of her patients have only a tiny visual window
on the world where things are reasonably clear
and appear in 3D. All around this they only see
colours and vague shapes. This makes it very hard
for them to follow movement, especially the subtleties
of facial expressions. Making sense of a new scene
is equally challenging - hence their desperate
insistence that everything should follow ritualised,
What concerns Dr Megson, like many other clinicians
in this field, is
the massive increase in the number of children
coming to her with this sort
of damage. "Since I've been practising, the
number of cases has gone up from one in 10,000
to one in 600, and it may be more," she says.
officially 1,522 cases in the state of Virginia,
but I've got 1,200 in my
practice, which just covers one district."
She is certain that vaccination is at least one
of the factors fuelling the rise. But although
she agrees with Andrew Wakefield's controversial
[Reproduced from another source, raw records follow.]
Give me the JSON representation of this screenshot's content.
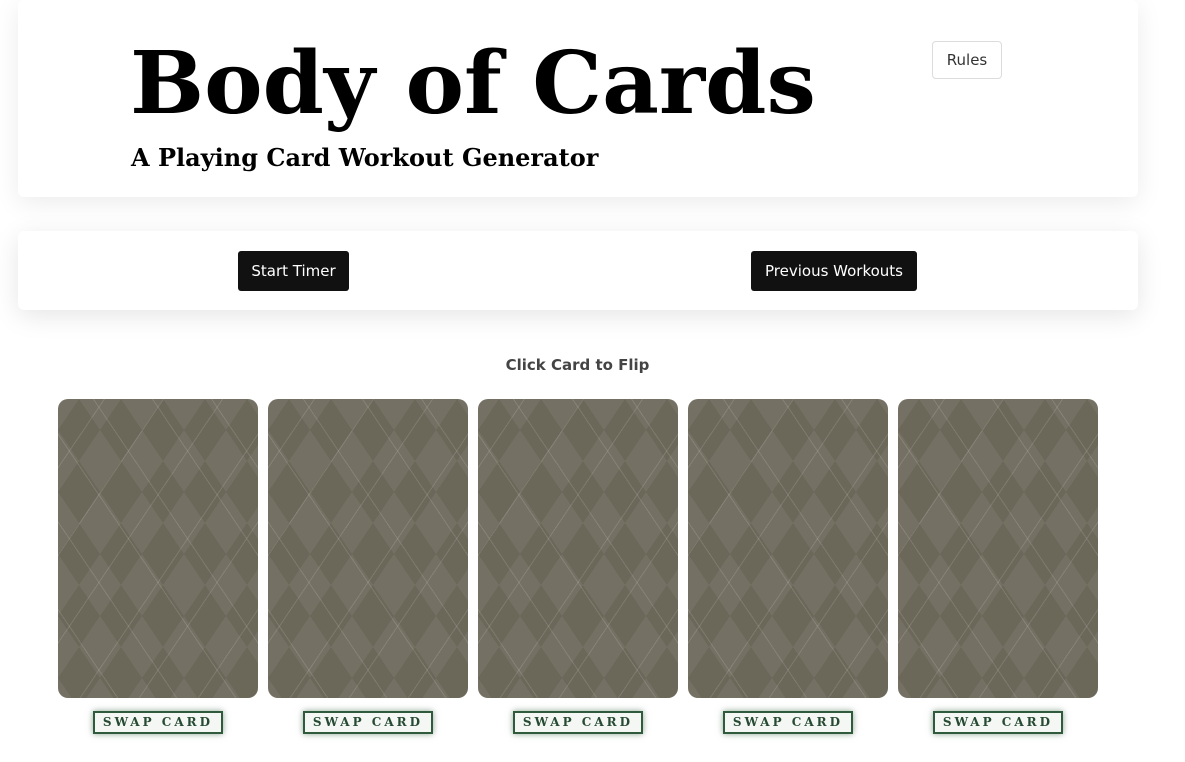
{
  "header": {
    "title": "Body of Cards",
    "subtitle": "A Playing Card Workout Generator",
    "rules_label": "Rules"
  },
  "toolbar": {
    "start_timer_label": "Start Timer",
    "previous_workouts_label": "Previous Workouts"
  },
  "main": {
    "hint": "Click Card to Flip",
    "cards": [
      {
        "swap_label": "SWAP CARD"
      },
      {
        "swap_label": "SWAP CARD"
      },
      {
        "swap_label": "SWAP CARD"
      },
      {
        "swap_label": "SWAP CARD"
      },
      {
        "swap_label": "SWAP CARD"
      }
    ]
  },
  "colors": {
    "card_back": "#6b6759",
    "dark_button": "#111111",
    "swap_border": "#2f5a3c"
  }
}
ideas about the effects of the MMR vaccine on
the gut, she is particularly concerned about the
vaccine for whooping cough and the "pertussis
toxin" it contains. The evidence that she
has seen has convinced her that certain children
have a genetic susceptibility that makes certain
proteins in their bodies vulnerable to damage
by the toxin, which can have wide-ranging effects.
Known as "G proteins", they are found
all over the body, but
especially in the brain and guts, and are involved
in boosting or dampening
down the signals coming in from our senses (such
as sight via the retina),
as well as controlling such vital pathways as
those for fats and glucose.
The scary visual world of the children provides
a close-up of how
far-reaching the damage can be.
The theory is that receptors in the brain that
control the "rod" cells
in the retina have been affected by the whooping-cough
vaccine. Rods are the cells that convey shading
and depth, and allow us to see in black and white
in the dark. They are more thickly clustered around
the edge of the retina.
"When these children look away from you,"
says Dr Megson, "they are turning their eyes
so that the light reflected from your face lands
on the outside of their retina, where the rods
still have some function."
Controversial as her theory is, what has made
her clinic in Richmond,
Virginia, such a magnet for desperate parents
is that it leads to a form of
treatment that seems to be having considerable
success. The key to getting
the G-protein pathways working again is a form
of natural vitamin A. "The
results can be dramatic," says Dr Megson.
"Within a few days, these children
regain eye contact. They may start looking at
their mother and speaking.
Watching it happen, you get a strong sense of
something being unblocked."
It is vital to use unsaturated "cis"
vitamin A, as found in cold-water
fish such as salmon or cod, as well as liver,
kidney and milk fat.
"These are foods that children often don't
get in modern diets," says Dr Megson. "Synthetic
vitamin A, the sort often found in supplements
and cereals, can actually make matters worse because
it has to be properly absorbed. This in turn needs
a healthy gut, but many of these children have
damage to the gut due to food allergies and overuse
of antibiotics." That is why treatment is
usually supported by removing certain foods from
the diet, most commonly wheat and milk, and giving
probiotics - beneficial gut bacteria.